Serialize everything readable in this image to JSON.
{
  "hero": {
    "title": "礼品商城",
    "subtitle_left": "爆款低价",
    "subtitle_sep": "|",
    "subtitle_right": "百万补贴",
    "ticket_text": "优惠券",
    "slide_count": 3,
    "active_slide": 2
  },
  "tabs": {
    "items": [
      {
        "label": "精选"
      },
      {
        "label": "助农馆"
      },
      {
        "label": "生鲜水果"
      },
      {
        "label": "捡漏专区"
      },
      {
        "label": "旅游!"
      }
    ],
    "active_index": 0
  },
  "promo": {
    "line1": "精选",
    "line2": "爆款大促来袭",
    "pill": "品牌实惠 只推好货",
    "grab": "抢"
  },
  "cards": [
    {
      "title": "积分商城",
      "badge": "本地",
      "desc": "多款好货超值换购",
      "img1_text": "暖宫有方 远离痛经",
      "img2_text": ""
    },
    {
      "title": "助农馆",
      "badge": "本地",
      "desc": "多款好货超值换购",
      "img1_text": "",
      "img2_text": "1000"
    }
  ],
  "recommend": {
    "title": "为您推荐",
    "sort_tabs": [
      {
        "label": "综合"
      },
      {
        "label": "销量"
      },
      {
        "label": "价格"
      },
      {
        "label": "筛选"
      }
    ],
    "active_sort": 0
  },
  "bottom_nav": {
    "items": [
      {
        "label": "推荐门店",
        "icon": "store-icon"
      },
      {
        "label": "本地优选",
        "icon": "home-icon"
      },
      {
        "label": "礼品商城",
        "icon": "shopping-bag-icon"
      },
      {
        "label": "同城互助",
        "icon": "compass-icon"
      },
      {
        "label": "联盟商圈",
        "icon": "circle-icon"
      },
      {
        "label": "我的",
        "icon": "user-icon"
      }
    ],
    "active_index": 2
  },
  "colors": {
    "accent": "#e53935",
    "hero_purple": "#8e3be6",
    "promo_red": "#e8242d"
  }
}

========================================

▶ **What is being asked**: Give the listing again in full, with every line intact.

▶ **Exercise answer**:
Serialize everything readable in this image to JSON.
{
  "hero": {
    "title": "礼品商城",
    "subtitle_left": "爆款低价",
    "subtitle_sep": "|",
    "subtitle_right": "百万补贴",
    "ticket_text": "优惠券",
    "slide_count": 3,
    "active_slide": 2
  },
  "tabs": {
    "items": [
      {
        "label": "精选"
      },
      {
        "label": "助农馆"
      },
      {
        "label": "生鲜水果"
      },
      {
        "label": "捡漏专区"
      },
      {
        "label": "旅游!"
      }
    ],
    "active_index": 0
  },
  "promo": {
    "line1": "精选",
    "line2": "爆款大促来袭",
    "pill": "品牌实惠 只推好货",
    "grab": "抢"
  },
  "cards": [
    {
      "title": "积分商城",
      "badge": "本地",
      "desc": "多款好货超值换购",
      "img1_text": "暖宫有方 远离痛经",
      "img2_text": ""
    },
    {
      "title": "助农馆",
      "badge": "本地",
      "desc": "多款好货超值换购",
      "img1_text": "",
      "img2_text": "1000"
    }
  ],
  "recommend": {
    "title": "为您推荐",
    "sort_tabs": [
      {
        "label": "综合"
      },
      {
        "label": "销量"
      },
      {
        "label": "价格"
      },
      {
        "label": "筛选"
      }
    ],
    "active_sort": 0
  },
  "bottom_nav": {
    "items": [
      {
        "label": "推荐门店",
        "icon": "store-icon"
      },
      {
        "label": "本地优选",
        "icon": "home-icon"
      },
      {
        "label": "礼品商城",
        "icon": "shopping-bag-icon"
      },
      {
        "label": "同城互助",
        "icon": "compass-icon"
      },
      {
        "label": "联盟商圈",
        "icon": "circle-icon"
      },
      {
        "label": "我的",
        "icon": "user-icon"
      }
    ],
    "active_index": 2
  },
  "colors": {
    "accent": "#e53935",
    "hero_purple": "#8e3be6",
    "promo_red": "#e8242d"
  }
}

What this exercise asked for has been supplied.